Well, that's before Rob Sheldon explained it all so clearly for us.
You can also use the SQL cursor number to obtain information about the SQL statement that you are executing.
You must use the CREATE OR REPLACE TYPE vc_array IS TABLE OF VARCHAR2(200); / CREATE OR REPLACE TYPE numlist IS TABLE OF NUMBER; / CREATE OR REPLACE PROCEDURE do_query_1 ( placeholder vc_array, bindvars vc_array, sql_stmt VARCHAR2 ) IS TYPE curtype IS REF CURSOR; src_cur curtype; curid NUMBER; bindnames vc_array; empnos numlist; depts numlist; ret NUMBER; isopen BOOLEAN; BEGIN CREATE OR REPLACE PROCEDURE do_query_2 (sql_stmt VARCHAR2) IS TYPE curtype IS REF CURSOR; src_cur curtype; curid NUMBER; desctab DBMS_SQL.
Note that for the remainder of this article, we will refer to the Cross-Session PL/SQL Function Result Cache as the "Function Result Cache".
The principle behind PL/SQL function result caching is simple.
is a programming methodology for generating and executing SQL statements at run time.
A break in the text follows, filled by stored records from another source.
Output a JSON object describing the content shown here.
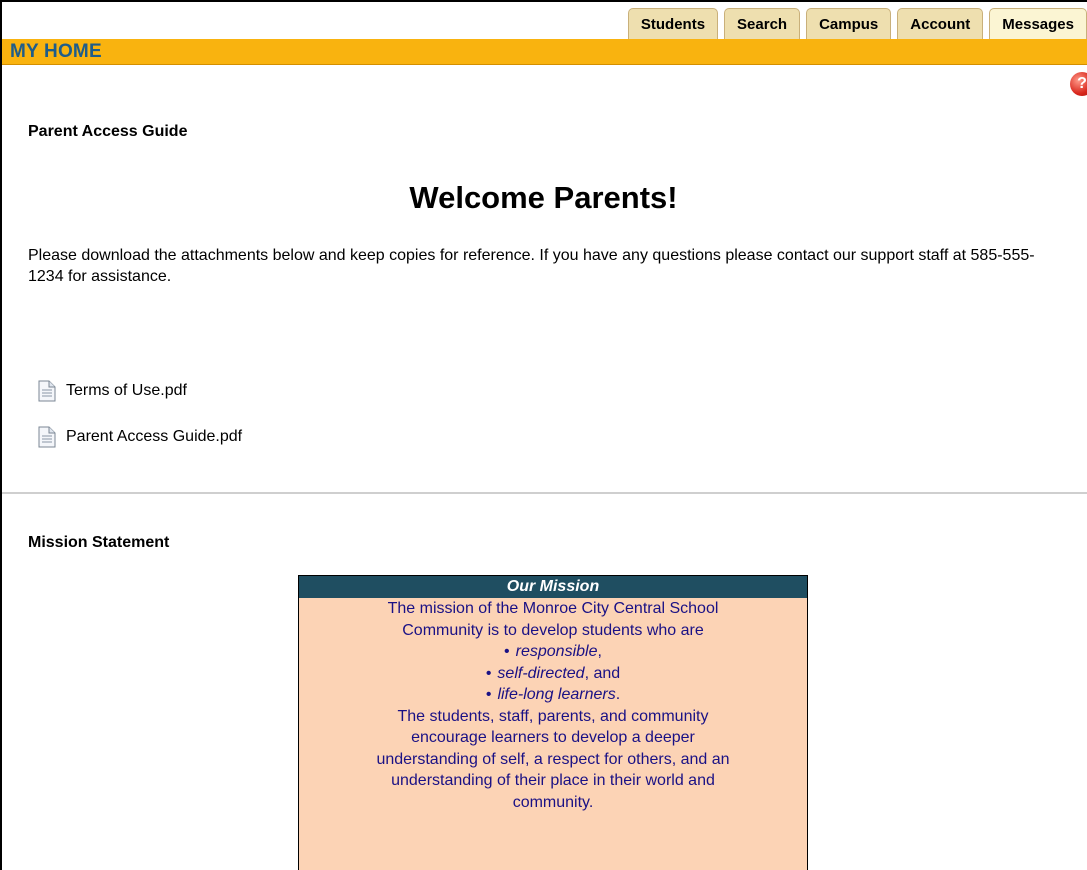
{
  "tabs": [
    "Students",
    "Search",
    "Campus",
    "Account",
    "Messages"
  ],
  "active_tab": "Messages",
  "header": {
    "title": "MY HOME"
  },
  "help": {
    "icon": "help-icon",
    "glyph": "?"
  },
  "guide": {
    "section_title": "Parent Access Guide",
    "welcome": "Welcome Parents!",
    "intro": "Please download the attachments below and keep copies for reference. If you have any questions please contact our support staff at 585-555-1234 for assistance.",
    "attachments": [
      {
        "icon": "document-icon",
        "name": "Terms of Use.pdf"
      },
      {
        "icon": "document-icon",
        "name": "Parent Access Guide.pdf"
      }
    ]
  },
  "mission": {
    "section_title": "Mission Statement",
    "box_title": "Our Mission",
    "line1": "The mission of the Monroe City Central School",
    "line2": "Community is to develop students who are",
    "bullets": [
      {
        "text": "responsible",
        "tail": ","
      },
      {
        "text": "self-directed",
        "tail": ", and"
      },
      {
        "text": "life-long learners",
        "tail": "."
      }
    ],
    "para2": [
      "The students, staff, parents, and community",
      "encourage learners to develop a deeper",
      "understanding of self, a respect for others, and an",
      "understanding of their place in their world and",
      "community."
    ]
  },
  "colors": {
    "home_bar": "#f9b30f",
    "home_title": "#1f5d8a",
    "mission_header": "#1f4e61",
    "mission_bg": "#fcd3b5",
    "mission_text": "#1a1185"
  }
}
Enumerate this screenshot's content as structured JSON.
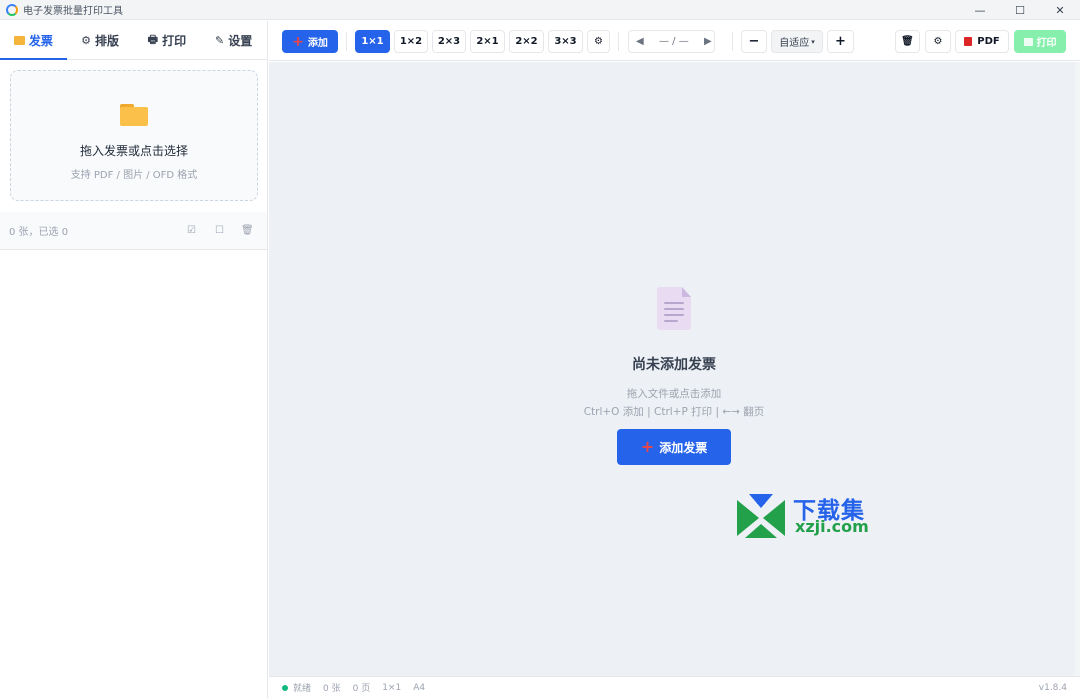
{
  "window": {
    "title": "电子发票批量打印工具",
    "controls": [
      "—",
      "☐",
      "✕"
    ]
  },
  "sidebar": {
    "tabs": [
      {
        "label": "发票",
        "icon": "folder-icon",
        "active": true
      },
      {
        "label": "排版",
        "icon": "gear-icon",
        "active": false
      },
      {
        "label": "打印",
        "icon": "printer-icon",
        "active": false
      },
      {
        "label": "设置",
        "icon": "wrench-icon",
        "active": false
      }
    ],
    "tab_glyphs": [
      "⚙",
      "🖶",
      "✎"
    ],
    "dropzone": {
      "title": "拖入发票或点击选择",
      "subtitle": "支持 PDF / 图片 / OFD 格式"
    },
    "list": {
      "count_text": "0 张，已选 0",
      "icons": [
        "☑",
        "☐",
        "🗑"
      ]
    }
  },
  "toolbar": {
    "add_label": "添加",
    "layouts": [
      "1×1",
      "1×2",
      "2×3",
      "2×1",
      "2×2",
      "3×3"
    ],
    "active_layout": "1×1",
    "layout_settings_icon": "⚙",
    "prev_icon": "◀",
    "page_indicator": "— / —",
    "next_icon": "▶",
    "zoom_out": "−",
    "zoom_value": "自适应",
    "zoom_in": "+",
    "clear_icon": "🗑",
    "settings_icon": "⚙",
    "pdf_label": "PDF",
    "print_label": "打印"
  },
  "main": {
    "empty_title": "尚未添加发票",
    "empty_line1": "拖入文件或点击添加",
    "empty_line2": "Ctrl+O 添加 | Ctrl+P 打印 | ←→ 翻页",
    "add_button": "添加发票"
  },
  "watermark": {
    "line1": "下载集",
    "line2": "xzji.com"
  },
  "statusbar": {
    "status": "就绪",
    "count": "0 张",
    "pages": "0 页",
    "layout": "1×1",
    "paper": "A4",
    "version": "v1.8.4"
  },
  "colors": {
    "accent": "#2563eb",
    "print_disabled": "#86efac",
    "status_ok": "#10b981"
  }
}
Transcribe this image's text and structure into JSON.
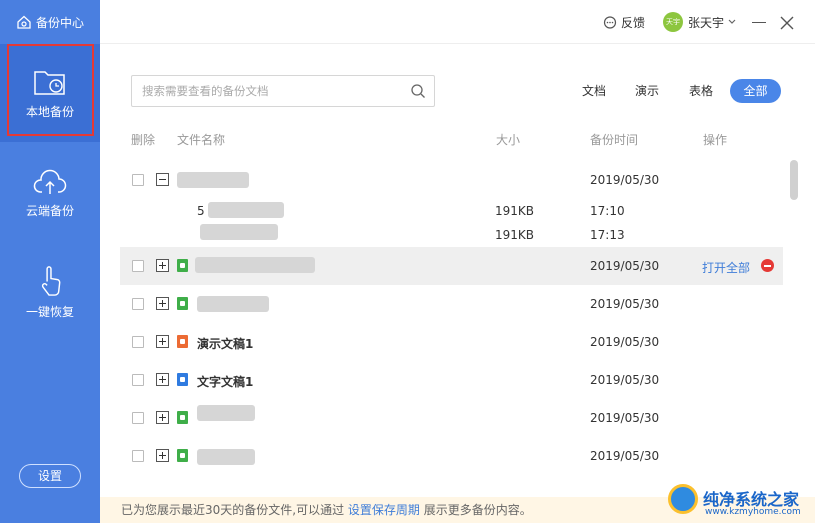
{
  "sidebar": {
    "brand": "备份中心",
    "items": [
      {
        "label": "本地备份",
        "icon": "folder-clock-icon",
        "active": true
      },
      {
        "label": "云端备份",
        "icon": "cloud-upload-icon"
      },
      {
        "label": "一键恢复",
        "icon": "tap-hand-icon"
      }
    ],
    "settings_label": "设置"
  },
  "topbar": {
    "feedback_label": "反馈",
    "avatar_text": "天宇",
    "username": "张天宇"
  },
  "search": {
    "placeholder": "搜索需要查看的备份文档"
  },
  "filters": {
    "doc": "文档",
    "show": "演示",
    "sheet": "表格",
    "all": "全部",
    "active": "all"
  },
  "table": {
    "headers": {
      "delete": "删除",
      "name": "文件名称",
      "size": "大小",
      "time": "备份时间",
      "action": "操作"
    },
    "rows": [
      {
        "name": "",
        "date": "2019/05/30",
        "expanded": true,
        "children": [
          {
            "name": "5",
            "size": "191KB",
            "time": "17:10"
          },
          {
            "name": "",
            "size": "191KB",
            "time": "17:13"
          }
        ]
      },
      {
        "name": "",
        "date": "2019/05/30",
        "type": "sheet",
        "selected": true,
        "action": "打开全部"
      },
      {
        "name": "",
        "date": "2019/05/30",
        "type": "sheet"
      },
      {
        "name": "演示文稿1",
        "date": "2019/05/30",
        "type": "presentation"
      },
      {
        "name": "文字文稿1",
        "date": "2019/05/30",
        "type": "document"
      },
      {
        "name": "",
        "date": "2019/05/30",
        "type": "sheet"
      },
      {
        "name": "",
        "date": "2019/05/30",
        "type": "sheet"
      }
    ]
  },
  "notice": {
    "before": "已为您展示最近30天的备份文件,可以通过",
    "link": "设置保存周期",
    "after": "展示更多备份内容。"
  },
  "watermark": {
    "title": "纯净系统之家",
    "url": "www.kzmyhome.com"
  },
  "colors": {
    "sidebar": "#4a7fe0",
    "accent": "#4a86e8",
    "link": "#3f7dd8",
    "delete": "#e53935"
  }
}
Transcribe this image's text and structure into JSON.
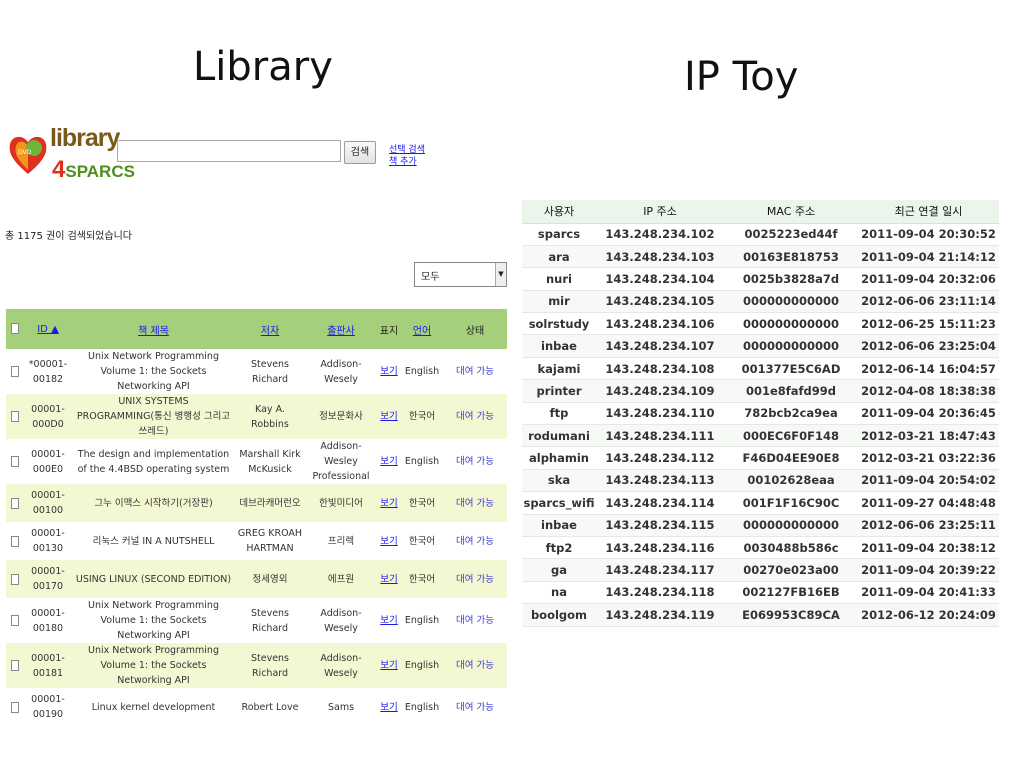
{
  "titles": {
    "left": "Library",
    "right": "IP Toy"
  },
  "library": {
    "logo": {
      "word_top": "library",
      "word_bottom_num": "4",
      "word_bottom_text": "SPARCS",
      "badge": "DVD"
    },
    "search": {
      "value": "",
      "button": "검색",
      "link_advanced": "선택 검색",
      "link_add": "책 추가"
    },
    "result_count": "총 1175 권이 검색되었습니다",
    "filter": {
      "selected": "모두"
    },
    "columns": [
      "ID ▲",
      "책 제목",
      "저자",
      "출판사",
      "표지",
      "언어",
      "상태"
    ],
    "rows": [
      {
        "id": "*00001-00182",
        "title": "Unix Network Programming Volume 1: the Sockets Networking API",
        "author": "Stevens Richard",
        "publisher": "Addison-Wesely",
        "cover": "보기",
        "lang": "English",
        "status": "대여 가능"
      },
      {
        "id": "00001-000D0",
        "title": "UNIX SYSTEMS PROGRAMMING(통신 병행성 그리고 쓰레드)",
        "author": "Kay A. Robbins",
        "publisher": "정보문화사",
        "cover": "보기",
        "lang": "한국어",
        "status": "대여 가능"
      },
      {
        "id": "00001-000E0",
        "title": "The design and implementation of the 4.4BSD operating system",
        "author": "Marshall Kirk McKusick",
        "publisher": "Addison-Wesley Professional",
        "cover": "보기",
        "lang": "English",
        "status": "대여 가능"
      },
      {
        "id": "00001-00100",
        "title": "그누 이맥스 시작하기(거장판)",
        "author": "데브라캐머런오",
        "publisher": "한빛미디어",
        "cover": "보기",
        "lang": "한국어",
        "status": "대여 가능"
      },
      {
        "id": "00001-00130",
        "title": "리눅스 커널 IN A NUTSHELL",
        "author": "GREG KROAH HARTMAN",
        "publisher": "프리렉",
        "cover": "보기",
        "lang": "한국어",
        "status": "대여 가능"
      },
      {
        "id": "00001-00170",
        "title": "USING LINUX (SECOND EDITION)",
        "author": "정세영외",
        "publisher": "에프원",
        "cover": "보기",
        "lang": "한국어",
        "status": "대여 가능"
      },
      {
        "id": "00001-00180",
        "title": "Unix Network Programming Volume 1: the Sockets Networking API",
        "author": "Stevens Richard",
        "publisher": "Addison-Wesely",
        "cover": "보기",
        "lang": "English",
        "status": "대여 가능"
      },
      {
        "id": "00001-00181",
        "title": "Unix Network Programming Volume 1: the Sockets Networking API",
        "author": "Stevens Richard",
        "publisher": "Addison-Wesely",
        "cover": "보기",
        "lang": "English",
        "status": "대여 가능"
      },
      {
        "id": "00001-00190",
        "title": "Linux kernel development",
        "author": "Robert Love",
        "publisher": "Sams",
        "cover": "보기",
        "lang": "English",
        "status": "대여 가능"
      }
    ]
  },
  "iptoy": {
    "columns": [
      "사용자",
      "IP 주소",
      "MAC 주소",
      "최근 연결 일시"
    ],
    "rows": [
      [
        "sparcs",
        "143.248.234.102",
        "0025223ed44f",
        "2011-09-04 20:30:52"
      ],
      [
        "ara",
        "143.248.234.103",
        "00163E818753",
        "2011-09-04 21:14:12"
      ],
      [
        "nuri",
        "143.248.234.104",
        "0025b3828a7d",
        "2011-09-04 20:32:06"
      ],
      [
        "mir",
        "143.248.234.105",
        "000000000000",
        "2012-06-06 23:11:14"
      ],
      [
        "solrstudy",
        "143.248.234.106",
        "000000000000",
        "2012-06-25 15:11:23"
      ],
      [
        "inbae",
        "143.248.234.107",
        "000000000000",
        "2012-06-06 23:25:04"
      ],
      [
        "kajami",
        "143.248.234.108",
        "001377E5C6AD",
        "2012-06-14 16:04:57"
      ],
      [
        "printer",
        "143.248.234.109",
        "001e8fafd99d",
        "2012-04-08 18:38:38"
      ],
      [
        "ftp",
        "143.248.234.110",
        "782bcb2ca9ea",
        "2011-09-04 20:36:45"
      ],
      [
        "rodumani",
        "143.248.234.111",
        "000EC6F0F148",
        "2012-03-21 18:47:43"
      ],
      [
        "alphamin",
        "143.248.234.112",
        "F46D04EE90E8",
        "2012-03-21 03:22:36"
      ],
      [
        "ska",
        "143.248.234.113",
        "00102628eaa",
        "2011-09-04 20:54:02"
      ],
      [
        "sparcs_wifi",
        "143.248.234.114",
        "001F1F16C90C",
        "2011-09-27 04:48:48"
      ],
      [
        "inbae",
        "143.248.234.115",
        "000000000000",
        "2012-06-06 23:25:11"
      ],
      [
        "ftp2",
        "143.248.234.116",
        "0030488b586c",
        "2011-09-04 20:38:12"
      ],
      [
        "ga",
        "143.248.234.117",
        "00270e023a00",
        "2011-09-04 20:39:22"
      ],
      [
        "na",
        "143.248.234.118",
        "002127FB16EB",
        "2011-09-04 20:41:33"
      ],
      [
        "boolgom",
        "143.248.234.119",
        "E069953C89CA",
        "2012-06-12 20:24:09"
      ]
    ]
  }
}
It is useful when writing general-purpose and flexible programs like ad hoc query systems, when writing programs that must execute DDL statements, or when you do not know at compilation time the full text of a SQL statement or the number or data types of its input and output variables.
SQL Server supports two types of CTEs-recursive and nonrecursive.
In this article, I explain how to create both types.
For the most marginal gains, there is subprogram inlining which removes the overhead of function calls by re-organising the source code during compilation.